Bolsonaro’s administration has blamed the increase in fires on “nongovernmental organizations.” Of course, not unlike our current administration, Bolsonaro’s government reduced efforts to regulate and police illegal logging, and Bolsonaro offered up zero evidence of any of his claims. He’s also generally a liar. Bolsonaro, like his American conservative counterparts, seems very interested in blaming government regulations and laws for the fires, suggesting that privatizing the rainforest might be a good way to fix everything. It’s the age-old conservative strategy of choking off government programs and enforcement of existing laws, then saying those laws don’t work and so rich people should be allowed to carve up the public pie and dole out what they see fit.
Robin Chazdon, a professor at Connecticut University who studies rainforest ecology, tells NBC News that the less obvious deleterious effects of these fires will be felt by all of us, not just the people directly under the smoke.
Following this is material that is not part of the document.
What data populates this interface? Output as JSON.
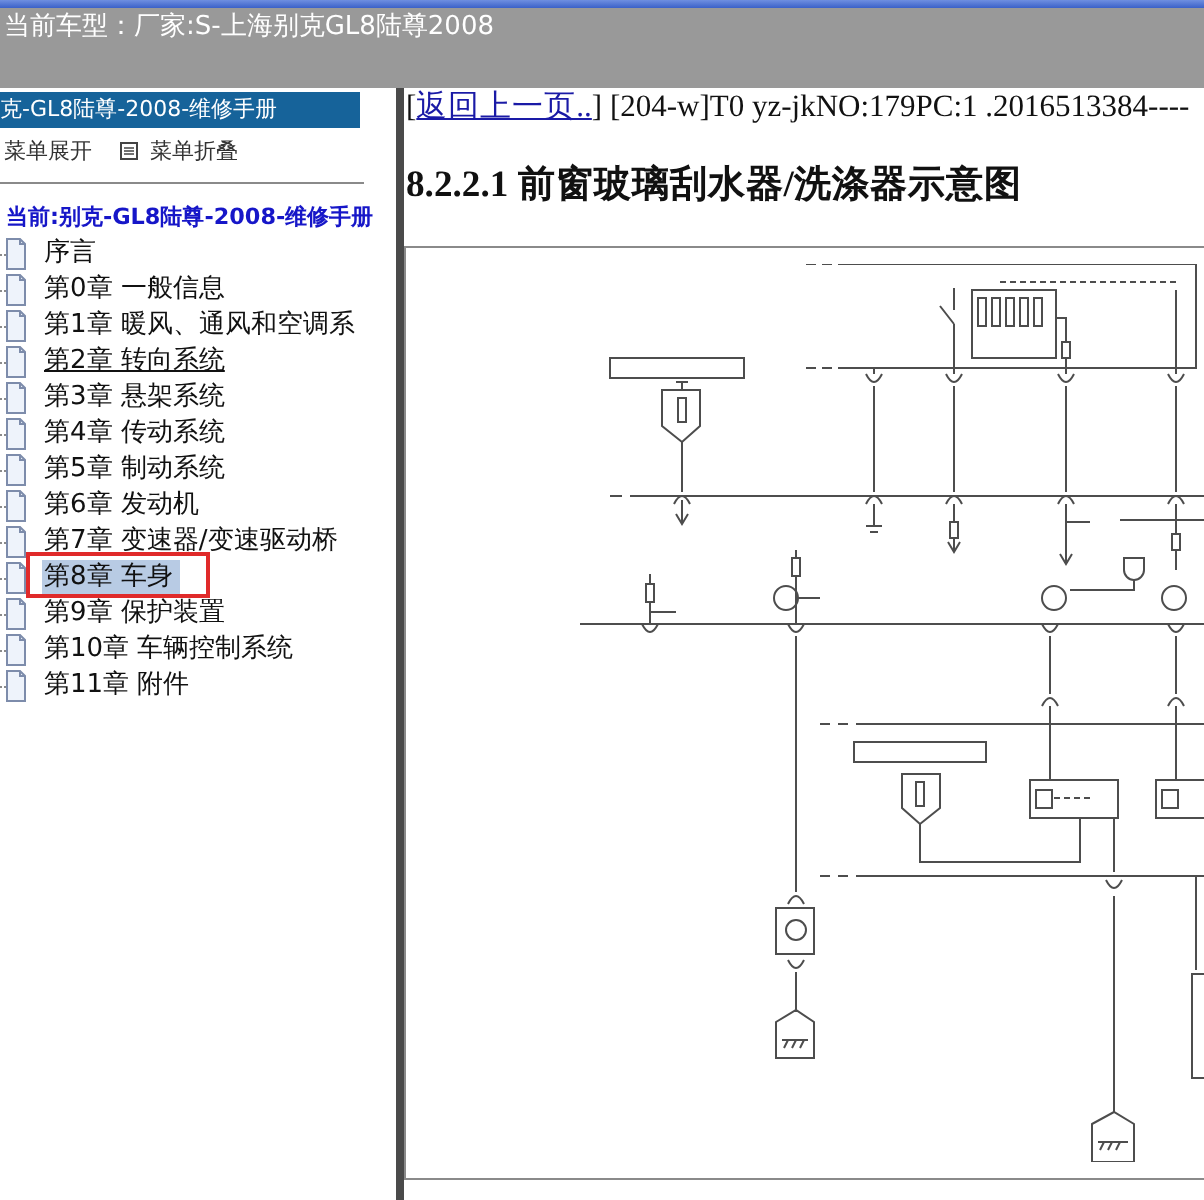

Chazdon explains that, unless these areas of rainforest are allowed to grow back, “or be reforested, they will not be able to recover their high potential for carbon storage." And carbon storage is the name of the game when it comes to our planet’s ecological balance—in regards to life as we know it.
World leaders have spoken out on social media, hoping to bring this problem to more people’s attention.
From Canada and France …
… to the U.S.
Environmental and conservationist organizations also have spoken out.
Protests have popped up around Europe.
Meanwhile, artists and others try to do their part to both inform and support the work that needs to be done to save our planet’s forests.
Of course, while this is going on, climate change denier Donald Trump is tweeting out things like this:
His last mention of “Brazil,” is more of a homonym than anything else.
With right-wing groups taking control of various nations around the world, the populist claims they rode in on have given way to the harsh reality of what truly corrupt big business leadership looks like.